→ **WORK ITEM**:
Please quote the material exactly, every line of it.
--- START ---
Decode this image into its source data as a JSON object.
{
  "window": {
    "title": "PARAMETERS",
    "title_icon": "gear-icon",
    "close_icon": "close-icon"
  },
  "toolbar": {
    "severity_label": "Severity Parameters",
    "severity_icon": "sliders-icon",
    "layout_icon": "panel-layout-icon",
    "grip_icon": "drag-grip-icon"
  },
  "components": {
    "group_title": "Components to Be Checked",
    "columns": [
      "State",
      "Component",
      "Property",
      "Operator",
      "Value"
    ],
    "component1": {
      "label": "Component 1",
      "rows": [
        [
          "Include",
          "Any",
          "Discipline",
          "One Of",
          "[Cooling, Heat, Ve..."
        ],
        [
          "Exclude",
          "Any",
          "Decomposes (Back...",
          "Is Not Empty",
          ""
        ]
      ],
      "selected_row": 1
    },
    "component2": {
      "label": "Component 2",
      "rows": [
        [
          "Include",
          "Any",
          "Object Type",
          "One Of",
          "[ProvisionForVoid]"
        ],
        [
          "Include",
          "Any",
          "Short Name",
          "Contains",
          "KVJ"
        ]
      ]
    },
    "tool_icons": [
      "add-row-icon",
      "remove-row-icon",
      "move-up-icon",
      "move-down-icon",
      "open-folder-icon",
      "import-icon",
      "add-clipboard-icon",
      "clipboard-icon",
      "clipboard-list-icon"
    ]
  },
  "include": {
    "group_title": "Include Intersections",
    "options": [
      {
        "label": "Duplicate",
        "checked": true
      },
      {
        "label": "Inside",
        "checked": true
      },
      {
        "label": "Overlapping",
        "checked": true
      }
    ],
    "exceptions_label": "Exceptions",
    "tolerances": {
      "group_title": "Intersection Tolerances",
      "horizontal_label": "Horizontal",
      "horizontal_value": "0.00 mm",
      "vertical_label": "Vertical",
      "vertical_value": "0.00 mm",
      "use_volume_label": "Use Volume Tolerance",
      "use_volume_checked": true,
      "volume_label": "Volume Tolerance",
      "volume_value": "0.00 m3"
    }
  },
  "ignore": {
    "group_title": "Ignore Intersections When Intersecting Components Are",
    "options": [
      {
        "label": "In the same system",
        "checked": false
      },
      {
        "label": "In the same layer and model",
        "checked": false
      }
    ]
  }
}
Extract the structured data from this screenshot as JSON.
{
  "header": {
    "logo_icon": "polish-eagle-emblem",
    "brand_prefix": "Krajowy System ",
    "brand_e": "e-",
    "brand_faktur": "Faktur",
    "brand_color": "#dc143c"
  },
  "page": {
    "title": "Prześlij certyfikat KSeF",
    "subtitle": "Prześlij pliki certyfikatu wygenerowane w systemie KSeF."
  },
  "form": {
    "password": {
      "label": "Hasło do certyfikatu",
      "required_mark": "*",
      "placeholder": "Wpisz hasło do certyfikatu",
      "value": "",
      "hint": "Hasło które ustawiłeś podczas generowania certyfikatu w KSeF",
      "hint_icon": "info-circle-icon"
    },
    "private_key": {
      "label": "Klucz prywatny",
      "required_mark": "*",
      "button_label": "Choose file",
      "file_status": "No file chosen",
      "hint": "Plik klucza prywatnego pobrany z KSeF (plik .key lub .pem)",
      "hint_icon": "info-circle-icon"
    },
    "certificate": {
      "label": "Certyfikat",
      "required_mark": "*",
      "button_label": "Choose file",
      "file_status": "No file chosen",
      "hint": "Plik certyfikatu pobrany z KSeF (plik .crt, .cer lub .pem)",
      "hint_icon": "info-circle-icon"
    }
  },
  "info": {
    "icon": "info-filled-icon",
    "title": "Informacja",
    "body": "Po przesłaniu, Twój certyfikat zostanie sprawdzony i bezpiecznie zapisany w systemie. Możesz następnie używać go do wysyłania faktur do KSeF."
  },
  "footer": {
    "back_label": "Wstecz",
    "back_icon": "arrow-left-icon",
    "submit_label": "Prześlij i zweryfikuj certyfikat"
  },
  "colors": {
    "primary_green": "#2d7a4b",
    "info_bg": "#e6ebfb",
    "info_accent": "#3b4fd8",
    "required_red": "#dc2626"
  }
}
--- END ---
→ **PROBLEM SOLUTION**:
Decode this image into its source data as a JSON object.
{
  "window": {
    "title": "PARAMETERS",
    "title_icon": "gear-icon",
    "close_icon": "close-icon"
  },
  "toolbar": {
    "severity_label": "Severity Parameters",
    "severity_icon": "sliders-icon",
    "layout_icon": "panel-layout-icon",
    "grip_icon": "drag-grip-icon"
  },
  "components": {
    "group_title": "Components to Be Checked",
    "columns": [
      "State",
      "Component",
      "Property",
      "Operator",
      "Value"
    ],
    "component1": {
      "label": "Component 1",
      "rows": [
        [
          "Include",
          "Any",
          "Discipline",
          "One Of",
          "[Cooling, Heat, Ve..."
        ],
        [
          "Exclude",
          "Any",
          "Decomposes (Back...",
          "Is Not Empty",
          ""
        ]
      ],
      "selected_row": 1
    },
    "component2": {
      "label": "Component 2",
      "rows": [
        [
          "Include",
          "Any",
          "Object Type",
          "One Of",
          "[ProvisionForVoid]"
        ],
        [
          "Include",
          "Any",
          "Short Name",
          "Contains",
          "KVJ"
        ]
      ]
    },
    "tool_icons": [
      "add-row-icon",
      "remove-row-icon",
      "move-up-icon",
      "move-down-icon",
      "open-folder-icon",
      "import-icon",
      "add-clipboard-icon",
      "clipboard-icon",
      "clipboard-list-icon"
    ]
  },
  "include": {
    "group_title": "Include Intersections",
    "options": [
      {
        "label": "Duplicate",
        "checked": true
      },
      {
        "label": "Inside",
        "checked": true
      },
      {
        "label": "Overlapping",
        "checked": true
      }
    ],
    "exceptions_label": "Exceptions",
    "tolerances": {
      "group_title": "Intersection Tolerances",
      "horizontal_label": "Horizontal",
      "horizontal_value": "0.00 mm",
      "vertical_label": "Vertical",
      "vertical_value": "0.00 mm",
      "use_volume_label": "Use Volume Tolerance",
      "use_volume_checked": true,
      "volume_label": "Volume Tolerance",
      "volume_value": "0.00 m3"
    }
  },
  "ignore": {
    "group_title": "Ignore Intersections When Intersecting Components Are",
    "options": [
      {
        "label": "In the same system",
        "checked": false
      },
      {
        "label": "In the same layer and model",
        "checked": false
      }
    ]
  }
}
Extract the structured data from this screenshot as JSON.
{
  "header": {
    "logo_icon": "polish-eagle-emblem",
    "brand_prefix": "Krajowy System ",
    "brand_e": "e-",
    "brand_faktur": "Faktur",
    "brand_color": "#dc143c"
  },
  "page": {
    "title": "Prześlij certyfikat KSeF",
    "subtitle": "Prześlij pliki certyfikatu wygenerowane w systemie KSeF."
  },
  "form": {
    "password": {
      "label": "Hasło do certyfikatu",
      "required_mark": "*",
      "placeholder": "Wpisz hasło do certyfikatu",
      "value": "",
      "hint": "Hasło które ustawiłeś podczas generowania certyfikatu w KSeF",
      "hint_icon": "info-circle-icon"
    },
    "private_key": {
      "label": "Klucz prywatny",
      "required_mark": "*",
      "button_label": "Choose file",
      "file_status": "No file chosen",
      "hint": "Plik klucza prywatnego pobrany z KSeF (plik .key lub .pem)",
      "hint_icon": "info-circle-icon"
    },
    "certificate": {
      "label": "Certyfikat",
      "required_mark": "*",
      "button_label": "Choose file",
      "file_status": "No file chosen",
      "hint": "Plik certyfikatu pobrany z KSeF (plik .crt, .cer lub .pem)",
      "hint_icon": "info-circle-icon"
    }
  },
  "info": {
    "icon": "info-filled-icon",
    "title": "Informacja",
    "body": "Po przesłaniu, Twój certyfikat zostanie sprawdzony i bezpiecznie zapisany w systemie. Możesz następnie używać go do wysyłania faktur do KSeF."
  },
  "footer": {
    "back_label": "Wstecz",
    "back_icon": "arrow-left-icon",
    "submit_label": "Prześlij i zweryfikuj certyfikat"
  },
  "colors": {
    "primary_green": "#2d7a4b",
    "info_bg": "#e6ebfb",
    "info_accent": "#3b4fd8",
    "required_red": "#dc2626"
  }
}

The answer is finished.